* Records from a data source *
______________________________

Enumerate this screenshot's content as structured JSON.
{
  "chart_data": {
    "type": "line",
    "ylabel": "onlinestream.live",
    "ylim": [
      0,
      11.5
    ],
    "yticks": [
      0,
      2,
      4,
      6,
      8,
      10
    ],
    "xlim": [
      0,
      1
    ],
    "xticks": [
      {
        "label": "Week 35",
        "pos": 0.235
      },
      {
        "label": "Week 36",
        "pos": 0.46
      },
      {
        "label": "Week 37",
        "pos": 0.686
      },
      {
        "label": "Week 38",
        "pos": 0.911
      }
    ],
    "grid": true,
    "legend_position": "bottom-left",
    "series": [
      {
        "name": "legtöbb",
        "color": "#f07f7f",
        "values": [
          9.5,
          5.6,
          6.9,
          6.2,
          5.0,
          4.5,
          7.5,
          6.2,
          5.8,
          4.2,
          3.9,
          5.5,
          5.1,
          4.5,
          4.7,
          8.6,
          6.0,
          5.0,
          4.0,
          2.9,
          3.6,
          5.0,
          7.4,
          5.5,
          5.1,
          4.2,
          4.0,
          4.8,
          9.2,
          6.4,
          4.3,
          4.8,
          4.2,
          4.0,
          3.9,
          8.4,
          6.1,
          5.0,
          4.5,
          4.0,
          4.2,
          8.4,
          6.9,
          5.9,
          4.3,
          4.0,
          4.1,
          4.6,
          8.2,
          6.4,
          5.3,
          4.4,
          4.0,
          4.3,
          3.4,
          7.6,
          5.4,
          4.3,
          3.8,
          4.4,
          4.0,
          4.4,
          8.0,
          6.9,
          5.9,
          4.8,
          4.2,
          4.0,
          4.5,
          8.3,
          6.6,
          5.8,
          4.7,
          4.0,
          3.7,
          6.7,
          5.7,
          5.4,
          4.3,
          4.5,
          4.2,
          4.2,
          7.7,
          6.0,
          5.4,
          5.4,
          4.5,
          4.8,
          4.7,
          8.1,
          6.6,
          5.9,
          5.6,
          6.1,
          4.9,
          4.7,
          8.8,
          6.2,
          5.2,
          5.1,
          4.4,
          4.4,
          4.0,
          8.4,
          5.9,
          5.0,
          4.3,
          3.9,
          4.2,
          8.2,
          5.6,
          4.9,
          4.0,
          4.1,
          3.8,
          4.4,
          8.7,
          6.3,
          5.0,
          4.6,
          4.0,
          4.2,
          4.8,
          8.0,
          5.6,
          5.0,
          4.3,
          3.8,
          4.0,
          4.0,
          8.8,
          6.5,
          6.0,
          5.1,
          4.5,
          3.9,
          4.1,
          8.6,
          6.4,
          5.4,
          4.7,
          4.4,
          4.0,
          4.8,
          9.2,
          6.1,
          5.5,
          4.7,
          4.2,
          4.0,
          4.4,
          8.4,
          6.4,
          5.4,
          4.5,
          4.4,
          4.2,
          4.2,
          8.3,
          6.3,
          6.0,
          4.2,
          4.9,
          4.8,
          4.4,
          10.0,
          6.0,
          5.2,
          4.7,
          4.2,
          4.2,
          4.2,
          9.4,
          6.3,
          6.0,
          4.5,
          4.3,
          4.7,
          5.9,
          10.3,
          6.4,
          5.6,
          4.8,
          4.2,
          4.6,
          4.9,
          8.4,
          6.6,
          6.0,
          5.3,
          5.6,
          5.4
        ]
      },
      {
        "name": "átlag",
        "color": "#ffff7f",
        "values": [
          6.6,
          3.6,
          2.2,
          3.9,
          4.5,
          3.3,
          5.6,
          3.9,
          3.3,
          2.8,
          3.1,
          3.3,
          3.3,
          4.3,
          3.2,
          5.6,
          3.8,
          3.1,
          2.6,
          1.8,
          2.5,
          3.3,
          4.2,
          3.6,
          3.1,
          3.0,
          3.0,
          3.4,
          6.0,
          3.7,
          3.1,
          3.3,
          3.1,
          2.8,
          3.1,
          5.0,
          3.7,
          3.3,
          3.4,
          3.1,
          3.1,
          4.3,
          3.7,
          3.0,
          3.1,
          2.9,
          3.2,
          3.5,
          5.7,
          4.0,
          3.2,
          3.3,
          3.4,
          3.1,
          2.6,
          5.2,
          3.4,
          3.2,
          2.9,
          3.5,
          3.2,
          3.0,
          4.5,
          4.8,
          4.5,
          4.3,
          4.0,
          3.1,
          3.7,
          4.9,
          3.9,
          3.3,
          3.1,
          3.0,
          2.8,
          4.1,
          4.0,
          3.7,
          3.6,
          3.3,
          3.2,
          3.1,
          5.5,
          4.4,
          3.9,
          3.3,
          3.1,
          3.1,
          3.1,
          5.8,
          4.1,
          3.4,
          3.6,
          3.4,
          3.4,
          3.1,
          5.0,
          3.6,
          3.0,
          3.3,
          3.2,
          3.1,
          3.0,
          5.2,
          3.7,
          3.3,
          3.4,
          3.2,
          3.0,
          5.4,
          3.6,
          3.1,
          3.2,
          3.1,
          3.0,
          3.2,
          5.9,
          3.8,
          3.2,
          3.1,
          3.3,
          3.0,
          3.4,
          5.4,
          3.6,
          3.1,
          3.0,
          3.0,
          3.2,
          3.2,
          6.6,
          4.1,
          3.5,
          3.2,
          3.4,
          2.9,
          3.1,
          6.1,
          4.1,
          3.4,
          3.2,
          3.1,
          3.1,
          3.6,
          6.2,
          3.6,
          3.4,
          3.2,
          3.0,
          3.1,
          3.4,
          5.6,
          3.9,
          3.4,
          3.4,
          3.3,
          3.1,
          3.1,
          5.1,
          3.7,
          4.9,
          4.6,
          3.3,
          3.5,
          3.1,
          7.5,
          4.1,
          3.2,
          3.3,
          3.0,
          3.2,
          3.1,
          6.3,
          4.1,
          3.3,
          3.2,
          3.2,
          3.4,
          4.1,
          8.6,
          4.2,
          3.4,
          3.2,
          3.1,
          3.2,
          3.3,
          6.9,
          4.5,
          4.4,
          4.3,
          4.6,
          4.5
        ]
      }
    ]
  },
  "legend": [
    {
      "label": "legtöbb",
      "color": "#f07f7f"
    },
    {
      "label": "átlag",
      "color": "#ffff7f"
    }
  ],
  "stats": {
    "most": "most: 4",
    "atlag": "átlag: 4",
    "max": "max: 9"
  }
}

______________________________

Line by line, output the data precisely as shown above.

Enumerate this screenshot's content as structured JSON.
{
  "chart_data": {
    "type": "line",
    "ylabel": "onlinestream.live",
    "ylim": [
      0,
      11.5
    ],
    "yticks": [
      0,
      2,
      4,
      6,
      8,
      10
    ],
    "xlim": [
      0,
      1
    ],
    "xticks": [
      {
        "label": "Week 35",
        "pos": 0.235
      },
      {
        "label": "Week 36",
        "pos": 0.46
      },
      {
        "label": "Week 37",
        "pos": 0.686
      },
      {
        "label": "Week 38",
        "pos": 0.911
      }
    ],
    "grid": true,
    "legend_position": "bottom-left",
    "series": [
      {
        "name": "legtöbb",
        "color": "#f07f7f",
        "values": [
          9.5,
          5.6,
          6.9,
          6.2,
          5.0,
          4.5,
          7.5,
          6.2,
          5.8,
          4.2,
          3.9,
          5.5,
          5.1,
          4.5,
          4.7,
          8.6,
          6.0,
          5.0,
          4.0,
          2.9,
          3.6,
          5.0,
          7.4,
          5.5,
          5.1,
          4.2,
          4.0,
          4.8,
          9.2,
          6.4,
          4.3,
          4.8,
          4.2,
          4.0,
          3.9,
          8.4,
          6.1,
          5.0,
          4.5,
          4.0,
          4.2,
          8.4,
          6.9,
          5.9,
          4.3,
          4.0,
          4.1,
          4.6,
          8.2,
          6.4,
          5.3,
          4.4,
          4.0,
          4.3,
          3.4,
          7.6,
          5.4,
          4.3,
          3.8,
          4.4,
          4.0,
          4.4,
          8.0,
          6.9,
          5.9,
          4.8,
          4.2,
          4.0,
          4.5,
          8.3,
          6.6,
          5.8,
          4.7,
          4.0,
          3.7,
          6.7,
          5.7,
          5.4,
          4.3,
          4.5,
          4.2,
          4.2,
          7.7,
          6.0,
          5.4,
          5.4,
          4.5,
          4.8,
          4.7,
          8.1,
          6.6,
          5.9,
          5.6,
          6.1,
          4.9,
          4.7,
          8.8,
          6.2,
          5.2,
          5.1,
          4.4,
          4.4,
          4.0,
          8.4,
          5.9,
          5.0,
          4.3,
          3.9,
          4.2,
          8.2,
          5.6,
          4.9,
          4.0,
          4.1,
          3.8,
          4.4,
          8.7,
          6.3,
          5.0,
          4.6,
          4.0,
          4.2,
          4.8,
          8.0,
          5.6,
          5.0,
          4.3,
          3.8,
          4.0,
          4.0,
          8.8,
          6.5,
          6.0,
          5.1,
          4.5,
          3.9,
          4.1,
          8.6,
          6.4,
          5.4,
          4.7,
          4.4,
          4.0,
          4.8,
          9.2,
          6.1,
          5.5,
          4.7,
          4.2,
          4.0,
          4.4,
          8.4,
          6.4,
          5.4,
          4.5,
          4.4,
          4.2,
          4.2,
          8.3,
          6.3,
          6.0,
          4.2,
          4.9,
          4.8,
          4.4,
          10.0,
          6.0,
          5.2,
          4.7,
          4.2,
          4.2,
          4.2,
          9.4,
          6.3,
          6.0,
          4.5,
          4.3,
          4.7,
          5.9,
          10.3,
          6.4,
          5.6,
          4.8,
          4.2,
          4.6,
          4.9,
          8.4,
          6.6,
          6.0,
          5.3,
          5.6,
          5.4
        ]
      },
      {
        "name": "átlag",
        "color": "#ffff7f",
        "values": [
          6.6,
          3.6,
          2.2,
          3.9,
          4.5,
          3.3,
          5.6,
          3.9,
          3.3,
          2.8,
          3.1,
          3.3,
          3.3,
          4.3,
          3.2,
          5.6,
          3.8,
          3.1,
          2.6,
          1.8,
          2.5,
          3.3,
          4.2,
          3.6,
          3.1,
          3.0,
          3.0,
          3.4,
          6.0,
          3.7,
          3.1,
          3.3,
          3.1,
          2.8,
          3.1,
          5.0,
          3.7,
          3.3,
          3.4,
          3.1,
          3.1,
          4.3,
          3.7,
          3.0,
          3.1,
          2.9,
          3.2,
          3.5,
          5.7,
          4.0,
          3.2,
          3.3,
          3.4,
          3.1,
          2.6,
          5.2,
          3.4,
          3.2,
          2.9,
          3.5,
          3.2,
          3.0,
          4.5,
          4.8,
          4.5,
          4.3,
          4.0,
          3.1,
          3.7,
          4.9,
          3.9,
          3.3,
          3.1,
          3.0,
          2.8,
          4.1,
          4.0,
          3.7,
          3.6,
          3.3,
          3.2,
          3.1,
          5.5,
          4.4,
          3.9,
          3.3,
          3.1,
          3.1,
          3.1,
          5.8,
          4.1,
          3.4,
          3.6,
          3.4,
          3.4,
          3.1,
          5.0,
          3.6,
          3.0,
          3.3,
          3.2,
          3.1,
          3.0,
          5.2,
          3.7,
          3.3,
          3.4,
          3.2,
          3.0,
          5.4,
          3.6,
          3.1,
          3.2,
          3.1,
          3.0,
          3.2,
          5.9,
          3.8,
          3.2,
          3.1,
          3.3,
          3.0,
          3.4,
          5.4,
          3.6,
          3.1,
          3.0,
          3.0,
          3.2,
          3.2,
          6.6,
          4.1,
          3.5,
          3.2,
          3.4,
          2.9,
          3.1,
          6.1,
          4.1,
          3.4,
          3.2,
          3.1,
          3.1,
          3.6,
          6.2,
          3.6,
          3.4,
          3.2,
          3.0,
          3.1,
          3.4,
          5.6,
          3.9,
          3.4,
          3.4,
          3.3,
          3.1,
          3.1,
          5.1,
          3.7,
          4.9,
          4.6,
          3.3,
          3.5,
          3.1,
          7.5,
          4.1,
          3.2,
          3.3,
          3.0,
          3.2,
          3.1,
          6.3,
          4.1,
          3.3,
          3.2,
          3.2,
          3.4,
          4.1,
          8.6,
          4.2,
          3.4,
          3.2,
          3.1,
          3.2,
          3.3,
          6.9,
          4.5,
          4.4,
          4.3,
          4.6,
          4.5
        ]
      }
    ]
  },
  "legend": [
    {
      "label": "legtöbb",
      "color": "#f07f7f"
    },
    {
      "label": "átlag",
      "color": "#ffff7f"
    }
  ],
  "stats": {
    "most": "most: 4",
    "atlag": "átlag: 4",
    "max": "max: 9"
  }
}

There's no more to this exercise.